## Work order
In the data that follows, find each line containing "Velegnet" and copy it.

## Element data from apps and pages
Segment Open
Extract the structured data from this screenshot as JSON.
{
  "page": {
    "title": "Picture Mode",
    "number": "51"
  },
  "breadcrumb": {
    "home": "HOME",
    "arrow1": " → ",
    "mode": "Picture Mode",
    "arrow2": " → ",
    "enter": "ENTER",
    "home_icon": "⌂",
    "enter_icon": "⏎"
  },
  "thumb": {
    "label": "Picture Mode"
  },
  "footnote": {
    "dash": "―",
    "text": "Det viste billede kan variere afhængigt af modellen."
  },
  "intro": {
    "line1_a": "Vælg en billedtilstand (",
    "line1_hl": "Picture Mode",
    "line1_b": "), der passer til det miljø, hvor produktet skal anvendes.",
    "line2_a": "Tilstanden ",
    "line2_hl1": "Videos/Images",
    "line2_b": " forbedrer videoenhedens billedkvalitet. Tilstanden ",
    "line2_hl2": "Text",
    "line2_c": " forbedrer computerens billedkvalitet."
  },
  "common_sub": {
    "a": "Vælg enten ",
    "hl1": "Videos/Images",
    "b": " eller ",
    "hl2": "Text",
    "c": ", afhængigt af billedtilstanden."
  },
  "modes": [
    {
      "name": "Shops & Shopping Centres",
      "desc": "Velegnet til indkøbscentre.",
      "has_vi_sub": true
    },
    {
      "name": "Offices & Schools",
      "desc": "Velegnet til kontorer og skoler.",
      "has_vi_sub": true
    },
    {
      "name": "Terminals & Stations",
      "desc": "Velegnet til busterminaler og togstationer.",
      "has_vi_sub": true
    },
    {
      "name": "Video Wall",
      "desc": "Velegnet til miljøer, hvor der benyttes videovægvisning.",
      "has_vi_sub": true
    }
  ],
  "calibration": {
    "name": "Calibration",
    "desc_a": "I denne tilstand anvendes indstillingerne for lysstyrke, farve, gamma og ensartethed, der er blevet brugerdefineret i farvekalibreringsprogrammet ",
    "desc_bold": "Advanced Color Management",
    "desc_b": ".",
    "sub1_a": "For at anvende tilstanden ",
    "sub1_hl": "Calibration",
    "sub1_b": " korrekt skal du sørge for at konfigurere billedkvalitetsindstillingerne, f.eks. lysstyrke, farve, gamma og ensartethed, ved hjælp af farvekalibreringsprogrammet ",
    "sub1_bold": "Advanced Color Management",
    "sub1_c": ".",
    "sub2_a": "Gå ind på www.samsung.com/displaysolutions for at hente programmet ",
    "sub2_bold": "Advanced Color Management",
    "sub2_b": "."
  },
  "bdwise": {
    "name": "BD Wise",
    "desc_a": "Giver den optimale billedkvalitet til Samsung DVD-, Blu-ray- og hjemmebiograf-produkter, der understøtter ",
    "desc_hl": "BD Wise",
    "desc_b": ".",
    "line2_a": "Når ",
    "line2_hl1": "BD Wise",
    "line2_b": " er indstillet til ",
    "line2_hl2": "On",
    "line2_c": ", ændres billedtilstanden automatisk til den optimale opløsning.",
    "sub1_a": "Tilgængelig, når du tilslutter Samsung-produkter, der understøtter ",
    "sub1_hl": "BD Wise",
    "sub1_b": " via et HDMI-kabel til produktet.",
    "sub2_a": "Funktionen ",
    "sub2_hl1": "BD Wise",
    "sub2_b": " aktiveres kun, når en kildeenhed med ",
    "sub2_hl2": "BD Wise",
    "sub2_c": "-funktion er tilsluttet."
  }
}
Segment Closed
## Reply
      "desc": "Velegnet til indkøbscentre.",
      "desc": "Velegnet til kontorer og skoler.",
      "desc": "Velegnet til busterminaler og togstationer.",
      "desc": "Velegnet til miljøer, hvor der benyttes videovægvisning.",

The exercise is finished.